What the suits decided was a release strategy that would quickly become the norm. Instead of opening the film in just a few theaters and allowing the good word-of-mouth to spread, as was usually done, they opted to open in hundreds of theaters simultaneously and count on a big opening weekend. They got it, pulling in nearly $8 million, an unheard of amount for the time.
"It was a great move," says Gottlieb, "but one might also say they were hedging against the idea that the picture might be a flash-in-the-pan."
Some flash. The movie went on to gross just under $130 million. Two years later, George Lucas' Star Wars, another summer release that began with meager expectations, would top it, bringing in $193.8 million. The era of the blockbuster had begun. Studios could now turn a profit for the entire year based on ticket sales for one film.
"I think that Hollywood, to a certain degree, had forgotten how to entertain until Spielberg reminded them," says author Shone. "The big directors at the time were more interested in experimenting, or taking a page out of the French filmmakers' book. They'd forgotten that basic sort of duty, which is to entertain."
Not everyone, however, praises what Jaws wrought. "The studios realized they could make phenomenal amounts of money on these films, and they could make it fast," says Peter Biskind, author of Easy Riders, Raging Bulls: How the Sex-Drugs-and-Rock 'N' Roll Generation Saved Hollywood. "The directors' movement of the '70s ended. The studios lost interest in the small, edgy, aggressive movies, the kind of movies [Robert] Altman, [Martin] Scorsese and [Peter] Bogdanovich were making."
Zanuck, who at 70 is still producing films (his most recent is Charlie and the Chocolate Factory, a remake of Willy Wonka & the Chocolate Factory set for release this summer), believes studio heads began concentrating so much on pouring money into blockbusters that they stopped worrying about whether they were good movies. That, he believes, explains the current box-office slump.
"I think that we have fallen into a trap where big is better, and forgotten about story, and how important characters and story are to a picture," he says. These films are just kind of cardboard."
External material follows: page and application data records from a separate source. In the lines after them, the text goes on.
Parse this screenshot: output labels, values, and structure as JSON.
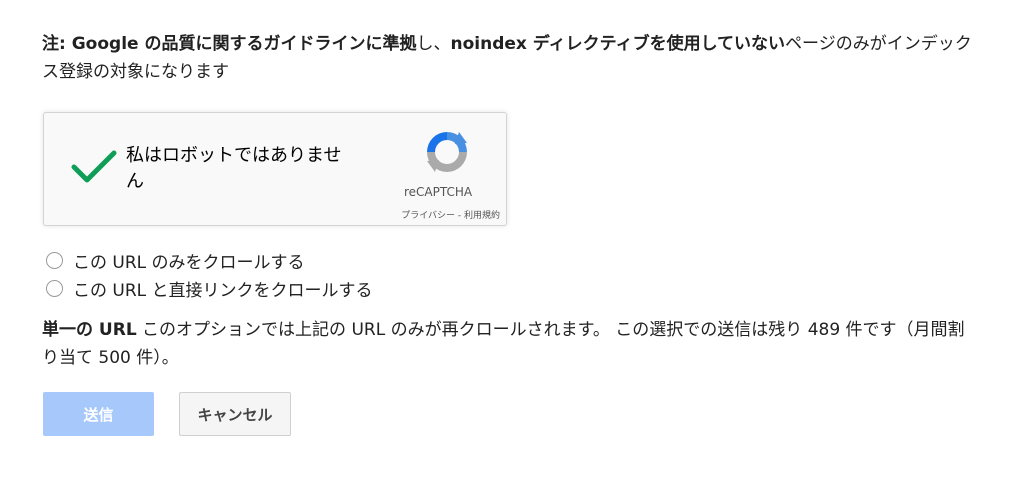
{
  "note": {
    "prefix_bold": "注: Google の品質に関するガイドラインに準拠",
    "mid": "し、",
    "noindex_bold": "noindex ディレクティブを使用していない",
    "suffix": "ページのみがインデックス登録の対象になります"
  },
  "captcha": {
    "checked": true,
    "label": "私はロボットではありません",
    "brand": "reCAPTCHA",
    "links": "プライバシー - 利用規約"
  },
  "options": [
    {
      "label": "この URL のみをクロールする",
      "selected": false
    },
    {
      "label": "この URL と直接リンクをクロールする",
      "selected": false
    }
  ],
  "info": {
    "bold": "単一の URL",
    "text": " このオプションでは上記の URL のみが再クロールされます。 この選択での送信は残り 489 件です（月間割り当て 500 件）。"
  },
  "buttons": {
    "submit_label": "送信",
    "cancel_label": "キャンセル"
  },
  "colors": {
    "check_green": "#0f9d58",
    "submit_disabled": "#a6c8fb",
    "recaptcha_blue": "#4a90e2",
    "recaptcha_gray": "#aaaaaa"
  }
}
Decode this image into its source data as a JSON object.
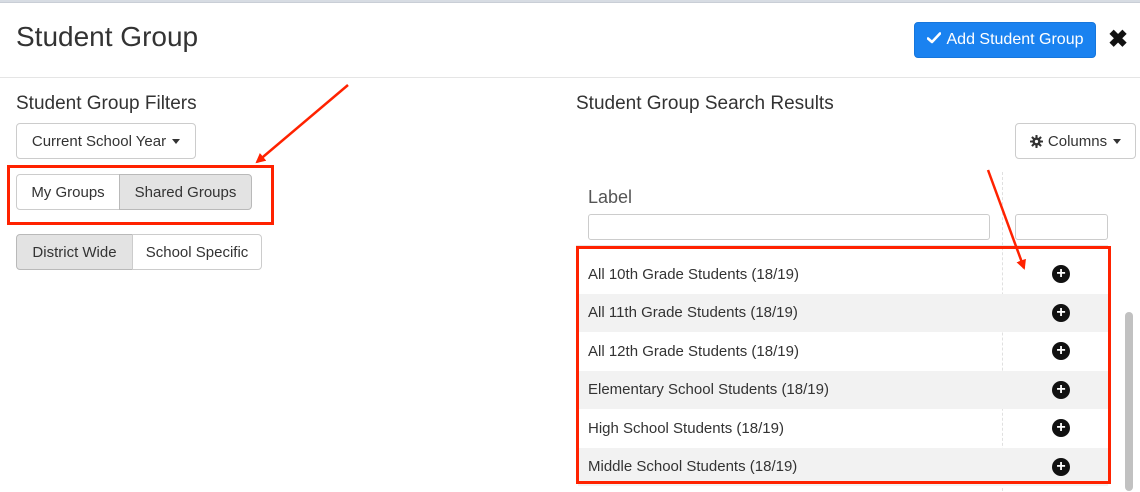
{
  "modal": {
    "title": "Student Group",
    "add_button_label": "Add Student Group",
    "add_button_icon": "check-icon",
    "close_icon": "close-icon",
    "close_glyph": "✖"
  },
  "filters": {
    "title": "Student Group Filters",
    "year_dropdown_label": "Current School Year",
    "ownership_toggle": [
      {
        "label": "My Groups",
        "active": false
      },
      {
        "label": "Shared Groups",
        "active": true
      }
    ],
    "scope_toggle": [
      {
        "label": "District Wide",
        "active": true
      },
      {
        "label": "School Specific",
        "active": false
      }
    ]
  },
  "results": {
    "title": "Student Group Search Results",
    "columns_button_label": "Columns",
    "columns_button_icon": "gear-icon",
    "column_header_label": "Label",
    "rows": [
      {
        "label": "All 10th Grade Students (18/19)"
      },
      {
        "label": "All 11th Grade Students (18/19)"
      },
      {
        "label": "All 12th Grade Students (18/19)"
      },
      {
        "label": "Elementary School Students (18/19)"
      },
      {
        "label": "High School Students (18/19)"
      },
      {
        "label": "Middle School Students (18/19)"
      }
    ],
    "add_row_icon": "plus-circle-icon"
  },
  "colors": {
    "primary": "#1a82f0",
    "annotation": "#ff2200",
    "active_toggle": "#e3e3e3"
  }
}
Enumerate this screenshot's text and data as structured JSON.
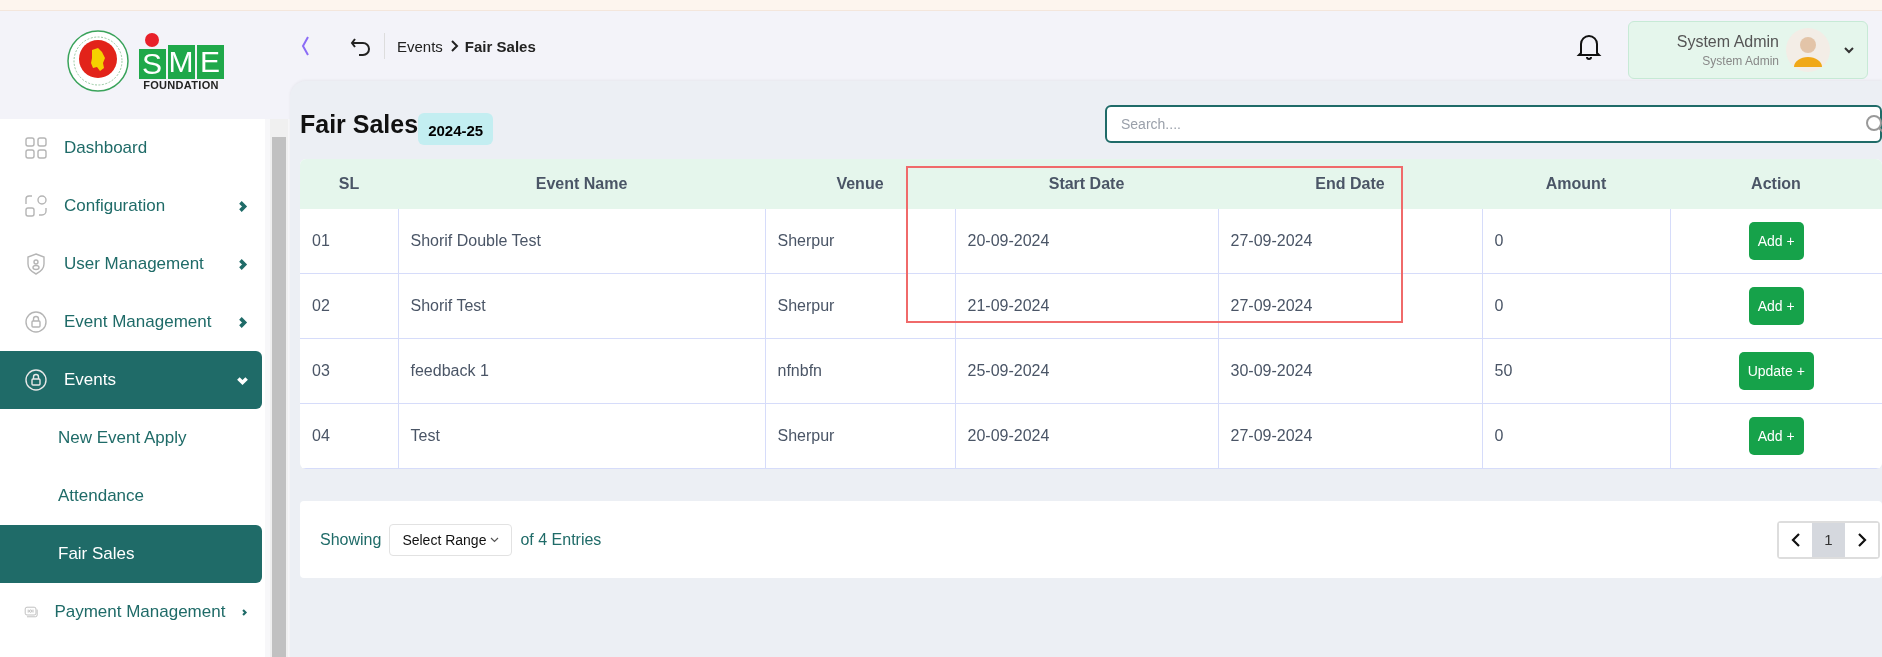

Even Shone, who credits Jaws and its progeny with reviving a motion-picture industry that had grown too edgy and moody for most people's tastes, admits the pendulum may have swung too far to the other side.
The down side of Jaws' legacy is that "it turned the summer into this playground where studios chased the teenage audiences and resulted in today's set-up, which is this sort of blockbuster gridlock. ... There are so bloody many of them that [it] can't help but look like they've gone to the dogs."
Still, it's unfair to fault Jaws for the excesses of its descendants. What Spielberg, his cast and crew put in theaters that summer 30 years ago was movie magic of the purest kind. Even if it hadn't effected a sea change in the film industry, it would still deserve its status as a classic.
"Jaws was really a perfect movie," says Biskind. "It reflected the strengths of the '70s generation, because it had very strong characters and a good story.
"You can't really blame Spielberg for making a good movie."
The New York Times News Service contributed to this article.
10 summer films that define the blockbuster genre.
Jaws (released June 20, 1975): $129.5 million in total U.S. ticket sales on initial release
Star Wars (May 25, 1977): $193.8 million
E.T., the Extra-Terrestrial (June 11, 1982): $359.2 million
Top Gun (May 16, 1986): $176.8 million
Batman (June 23, 1989): $251.2 million
Terminator 2: Judgment Day (July 1, 1991): $204.7 million
Jurassic Park (June 11, 1993): $357 million
Independence Day (July 3, 1996): $306.6 million
Men in Black (July 2, 1997): $250.3 million
Spider-Man (May 3, 2002): $403.5 million
Source: Blockbuster, by Tom Shone